The maggot of the Onion fly, Anthomyia ceparum, is a terrible thorn in the side of kitchen gardeners. It does not, as a rule, do much damage in wet seasons, because the eggs laid by the fly on the leaves of young Onion plants are washed off and destroyed; but in dry seasons it often decimates the crop, or even ruins it absolutely. Summer sown Onions, and box sown Onions raised in January or February, are never so badly attacked as spring sown plants, and it may be taken as a fact that the stronger the plants the less they are infested. It is a first-rate plan to spray soaparite (see Celery) over young Onions once a fortnight from the middle of April to June, choosing the evening. Little trouble is involved, and if the foliage is well coated with the mixture the fly will not lodge. All sorts of applications have been recommended, prominent among them being soot and salt, but I have found soaparite to be the best of all.
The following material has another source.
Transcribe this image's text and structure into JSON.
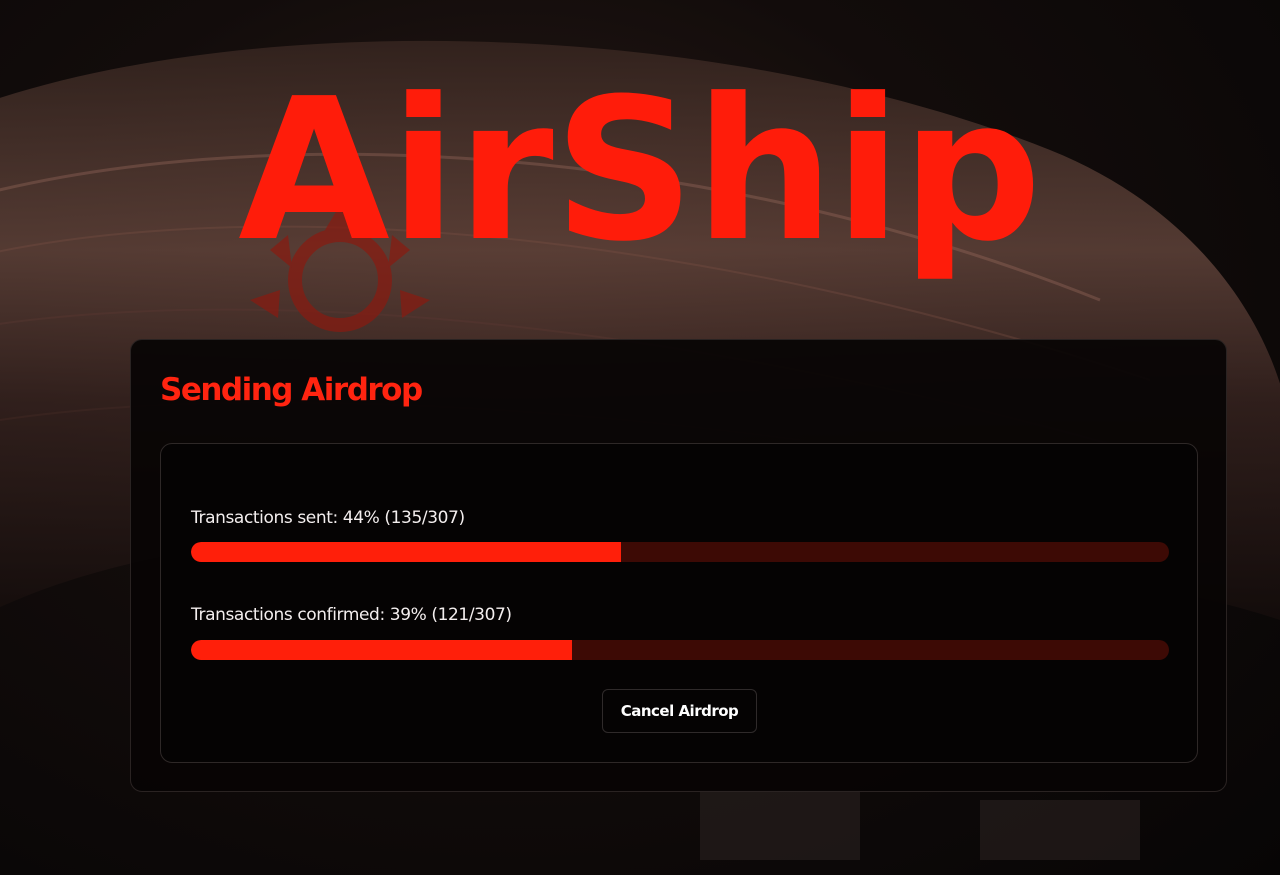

Onions sometimes come to a standstill quite suddenly in summer owing to being affected by a fungus, which causes greyish patches on the leaves, and makes them look as if they had been scorched. If the plants are seriously attacked they make no more growth, and at the first sign of the fungus the plants should be dusted with freshly slacked lime. I may, however., say that I have never known this disease affect Onions growing in thoroughly cultivated, deep soil.